◆ **What is required**: Which lines of the data hold the word "number"? Copy all of them.

━━━ Data records

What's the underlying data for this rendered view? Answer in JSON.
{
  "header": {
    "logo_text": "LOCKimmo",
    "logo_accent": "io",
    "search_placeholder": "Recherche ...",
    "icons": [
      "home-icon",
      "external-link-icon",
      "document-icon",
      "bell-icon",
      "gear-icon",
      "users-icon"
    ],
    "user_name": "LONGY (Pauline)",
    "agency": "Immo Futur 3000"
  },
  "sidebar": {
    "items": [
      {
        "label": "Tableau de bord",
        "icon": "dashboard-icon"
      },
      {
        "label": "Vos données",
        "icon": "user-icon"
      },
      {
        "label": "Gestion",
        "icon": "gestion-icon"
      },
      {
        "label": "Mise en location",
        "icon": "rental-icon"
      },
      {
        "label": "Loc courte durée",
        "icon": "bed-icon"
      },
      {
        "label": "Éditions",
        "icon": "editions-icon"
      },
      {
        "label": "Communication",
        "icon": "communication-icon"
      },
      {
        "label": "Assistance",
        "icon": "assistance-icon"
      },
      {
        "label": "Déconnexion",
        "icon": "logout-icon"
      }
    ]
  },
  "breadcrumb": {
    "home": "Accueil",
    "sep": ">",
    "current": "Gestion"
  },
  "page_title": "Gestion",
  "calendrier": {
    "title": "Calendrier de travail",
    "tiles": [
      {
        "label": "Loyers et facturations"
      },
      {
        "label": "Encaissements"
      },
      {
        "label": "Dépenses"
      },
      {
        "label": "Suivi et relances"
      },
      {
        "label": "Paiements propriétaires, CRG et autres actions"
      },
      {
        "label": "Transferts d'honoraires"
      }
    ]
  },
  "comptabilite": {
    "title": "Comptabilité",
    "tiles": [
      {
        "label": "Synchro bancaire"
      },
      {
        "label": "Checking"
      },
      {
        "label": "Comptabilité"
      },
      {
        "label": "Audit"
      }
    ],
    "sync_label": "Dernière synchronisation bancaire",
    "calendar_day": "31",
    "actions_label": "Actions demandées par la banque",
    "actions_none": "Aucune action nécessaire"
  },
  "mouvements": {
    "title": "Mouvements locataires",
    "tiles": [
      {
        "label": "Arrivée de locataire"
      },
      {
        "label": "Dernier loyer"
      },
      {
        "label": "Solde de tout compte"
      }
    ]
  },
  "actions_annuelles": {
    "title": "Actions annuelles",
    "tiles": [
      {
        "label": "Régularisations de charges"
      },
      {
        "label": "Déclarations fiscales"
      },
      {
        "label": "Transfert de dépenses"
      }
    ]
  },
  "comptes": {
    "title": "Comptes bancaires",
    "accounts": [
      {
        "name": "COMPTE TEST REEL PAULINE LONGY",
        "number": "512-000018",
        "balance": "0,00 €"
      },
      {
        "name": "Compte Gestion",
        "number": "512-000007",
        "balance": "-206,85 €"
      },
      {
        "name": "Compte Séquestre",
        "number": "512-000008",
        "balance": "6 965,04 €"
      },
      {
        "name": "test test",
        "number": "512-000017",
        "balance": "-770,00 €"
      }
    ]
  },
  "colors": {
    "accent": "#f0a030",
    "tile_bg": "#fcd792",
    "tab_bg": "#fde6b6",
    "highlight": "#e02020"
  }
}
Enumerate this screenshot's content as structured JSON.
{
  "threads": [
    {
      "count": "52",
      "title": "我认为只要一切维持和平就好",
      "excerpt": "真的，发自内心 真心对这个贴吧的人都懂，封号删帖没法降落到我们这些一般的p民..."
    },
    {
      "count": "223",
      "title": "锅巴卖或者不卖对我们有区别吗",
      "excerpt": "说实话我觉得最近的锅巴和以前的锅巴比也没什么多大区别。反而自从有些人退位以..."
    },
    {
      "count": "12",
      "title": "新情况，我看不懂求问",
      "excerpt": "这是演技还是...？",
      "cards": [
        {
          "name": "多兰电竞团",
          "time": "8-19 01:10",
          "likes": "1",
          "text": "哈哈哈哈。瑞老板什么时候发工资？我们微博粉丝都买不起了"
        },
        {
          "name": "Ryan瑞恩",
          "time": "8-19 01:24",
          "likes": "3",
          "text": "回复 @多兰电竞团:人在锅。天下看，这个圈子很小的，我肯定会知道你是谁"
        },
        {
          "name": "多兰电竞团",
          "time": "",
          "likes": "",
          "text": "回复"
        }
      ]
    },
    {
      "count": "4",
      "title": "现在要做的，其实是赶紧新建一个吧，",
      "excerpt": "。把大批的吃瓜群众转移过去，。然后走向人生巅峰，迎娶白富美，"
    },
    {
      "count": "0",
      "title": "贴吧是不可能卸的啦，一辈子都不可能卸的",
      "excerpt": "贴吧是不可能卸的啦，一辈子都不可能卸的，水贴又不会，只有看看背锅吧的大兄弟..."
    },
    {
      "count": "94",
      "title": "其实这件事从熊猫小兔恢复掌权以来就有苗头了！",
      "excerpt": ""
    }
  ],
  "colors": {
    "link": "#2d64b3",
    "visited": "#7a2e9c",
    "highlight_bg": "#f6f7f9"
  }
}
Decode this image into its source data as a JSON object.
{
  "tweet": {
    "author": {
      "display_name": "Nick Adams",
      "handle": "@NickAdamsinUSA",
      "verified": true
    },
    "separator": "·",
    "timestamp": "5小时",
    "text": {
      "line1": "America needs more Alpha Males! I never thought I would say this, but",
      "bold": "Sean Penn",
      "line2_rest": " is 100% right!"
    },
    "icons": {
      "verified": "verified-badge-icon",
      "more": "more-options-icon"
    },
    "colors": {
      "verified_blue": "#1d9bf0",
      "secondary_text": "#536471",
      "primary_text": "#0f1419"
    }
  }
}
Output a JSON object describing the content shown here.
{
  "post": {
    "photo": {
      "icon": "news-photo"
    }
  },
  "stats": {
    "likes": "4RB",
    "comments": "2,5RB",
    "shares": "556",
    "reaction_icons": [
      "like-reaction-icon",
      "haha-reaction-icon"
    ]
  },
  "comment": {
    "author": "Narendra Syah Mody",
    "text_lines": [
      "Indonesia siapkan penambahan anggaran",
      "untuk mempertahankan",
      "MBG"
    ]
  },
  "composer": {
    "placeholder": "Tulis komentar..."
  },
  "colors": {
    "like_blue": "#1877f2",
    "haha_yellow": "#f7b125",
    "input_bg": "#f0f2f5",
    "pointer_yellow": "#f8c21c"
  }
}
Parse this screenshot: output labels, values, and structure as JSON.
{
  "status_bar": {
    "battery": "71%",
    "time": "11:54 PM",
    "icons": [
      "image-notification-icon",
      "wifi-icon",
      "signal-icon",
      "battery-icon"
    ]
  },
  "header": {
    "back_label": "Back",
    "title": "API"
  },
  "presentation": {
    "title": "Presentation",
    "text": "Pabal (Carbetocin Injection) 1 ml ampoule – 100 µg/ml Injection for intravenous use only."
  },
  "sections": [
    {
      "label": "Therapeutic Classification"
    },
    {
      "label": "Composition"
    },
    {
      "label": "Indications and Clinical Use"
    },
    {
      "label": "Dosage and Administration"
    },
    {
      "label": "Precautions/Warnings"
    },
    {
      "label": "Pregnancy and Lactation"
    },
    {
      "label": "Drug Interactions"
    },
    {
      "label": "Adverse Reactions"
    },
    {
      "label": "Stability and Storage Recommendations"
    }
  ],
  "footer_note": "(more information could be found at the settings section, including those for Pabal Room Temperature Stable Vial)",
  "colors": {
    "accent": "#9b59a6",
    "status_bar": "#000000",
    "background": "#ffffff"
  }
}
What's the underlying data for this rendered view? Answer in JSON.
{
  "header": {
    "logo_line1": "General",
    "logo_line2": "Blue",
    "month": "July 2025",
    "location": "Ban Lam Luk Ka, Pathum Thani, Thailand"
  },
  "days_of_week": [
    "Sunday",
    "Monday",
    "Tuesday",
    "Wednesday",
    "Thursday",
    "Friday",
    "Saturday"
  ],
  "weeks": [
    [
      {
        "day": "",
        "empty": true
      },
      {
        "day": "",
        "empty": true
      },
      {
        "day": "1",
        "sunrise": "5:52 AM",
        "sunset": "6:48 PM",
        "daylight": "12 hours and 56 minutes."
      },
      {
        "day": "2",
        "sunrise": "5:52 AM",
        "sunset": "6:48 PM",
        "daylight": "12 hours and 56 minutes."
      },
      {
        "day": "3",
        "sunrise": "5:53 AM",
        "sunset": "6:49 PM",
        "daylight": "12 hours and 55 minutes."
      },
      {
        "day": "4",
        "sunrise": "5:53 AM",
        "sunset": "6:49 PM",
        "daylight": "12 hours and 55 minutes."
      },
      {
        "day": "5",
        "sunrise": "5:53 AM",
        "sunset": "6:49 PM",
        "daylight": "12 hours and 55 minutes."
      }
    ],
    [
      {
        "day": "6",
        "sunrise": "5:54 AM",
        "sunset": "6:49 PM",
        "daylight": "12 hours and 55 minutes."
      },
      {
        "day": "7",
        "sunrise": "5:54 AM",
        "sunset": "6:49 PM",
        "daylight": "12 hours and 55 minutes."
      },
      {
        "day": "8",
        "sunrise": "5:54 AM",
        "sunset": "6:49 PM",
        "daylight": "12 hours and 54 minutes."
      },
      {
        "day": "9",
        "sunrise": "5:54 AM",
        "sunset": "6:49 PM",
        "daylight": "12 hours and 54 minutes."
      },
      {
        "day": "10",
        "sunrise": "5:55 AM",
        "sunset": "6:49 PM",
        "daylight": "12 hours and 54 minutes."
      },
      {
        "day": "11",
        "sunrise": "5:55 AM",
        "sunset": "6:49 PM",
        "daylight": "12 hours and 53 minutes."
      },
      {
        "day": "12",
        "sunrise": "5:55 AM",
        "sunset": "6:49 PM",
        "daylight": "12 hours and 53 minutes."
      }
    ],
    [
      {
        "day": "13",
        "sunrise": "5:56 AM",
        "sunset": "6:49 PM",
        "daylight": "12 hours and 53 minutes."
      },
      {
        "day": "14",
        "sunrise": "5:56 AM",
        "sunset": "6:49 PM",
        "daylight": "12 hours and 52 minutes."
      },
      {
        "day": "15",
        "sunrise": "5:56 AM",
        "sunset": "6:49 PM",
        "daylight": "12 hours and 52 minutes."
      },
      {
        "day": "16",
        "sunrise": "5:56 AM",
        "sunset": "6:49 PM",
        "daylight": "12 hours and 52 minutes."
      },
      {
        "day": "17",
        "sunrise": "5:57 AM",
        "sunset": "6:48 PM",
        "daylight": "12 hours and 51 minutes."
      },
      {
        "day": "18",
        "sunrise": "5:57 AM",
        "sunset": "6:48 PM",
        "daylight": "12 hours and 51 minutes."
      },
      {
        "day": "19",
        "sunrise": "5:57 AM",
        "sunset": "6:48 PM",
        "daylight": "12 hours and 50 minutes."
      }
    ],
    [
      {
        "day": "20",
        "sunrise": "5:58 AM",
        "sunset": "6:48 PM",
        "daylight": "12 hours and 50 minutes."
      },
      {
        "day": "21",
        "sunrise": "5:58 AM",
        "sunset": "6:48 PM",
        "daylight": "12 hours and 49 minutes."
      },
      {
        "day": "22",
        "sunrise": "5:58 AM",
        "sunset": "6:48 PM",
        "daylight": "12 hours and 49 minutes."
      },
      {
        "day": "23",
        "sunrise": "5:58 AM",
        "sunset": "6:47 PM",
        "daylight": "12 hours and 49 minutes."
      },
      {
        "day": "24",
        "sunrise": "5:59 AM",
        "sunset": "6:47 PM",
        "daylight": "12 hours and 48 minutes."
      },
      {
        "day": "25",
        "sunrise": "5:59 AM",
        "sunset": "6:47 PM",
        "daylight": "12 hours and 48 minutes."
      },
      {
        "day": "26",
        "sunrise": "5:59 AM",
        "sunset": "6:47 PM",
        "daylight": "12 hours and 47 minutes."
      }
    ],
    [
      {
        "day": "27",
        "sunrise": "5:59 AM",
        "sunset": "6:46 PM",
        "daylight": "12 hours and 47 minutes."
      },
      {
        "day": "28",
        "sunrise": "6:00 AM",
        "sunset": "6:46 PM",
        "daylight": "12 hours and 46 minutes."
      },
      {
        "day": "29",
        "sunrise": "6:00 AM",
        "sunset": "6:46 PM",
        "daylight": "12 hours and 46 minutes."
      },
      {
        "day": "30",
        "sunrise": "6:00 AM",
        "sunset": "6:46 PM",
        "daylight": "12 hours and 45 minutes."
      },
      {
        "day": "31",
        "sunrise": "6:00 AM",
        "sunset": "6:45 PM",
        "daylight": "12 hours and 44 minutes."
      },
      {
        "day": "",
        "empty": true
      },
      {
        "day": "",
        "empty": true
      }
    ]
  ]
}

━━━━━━

◆ **Answer section**:
        "number": "512-000018",
        "number": "512-000007",
        "number": "512-000008",
        "number": "512-000017",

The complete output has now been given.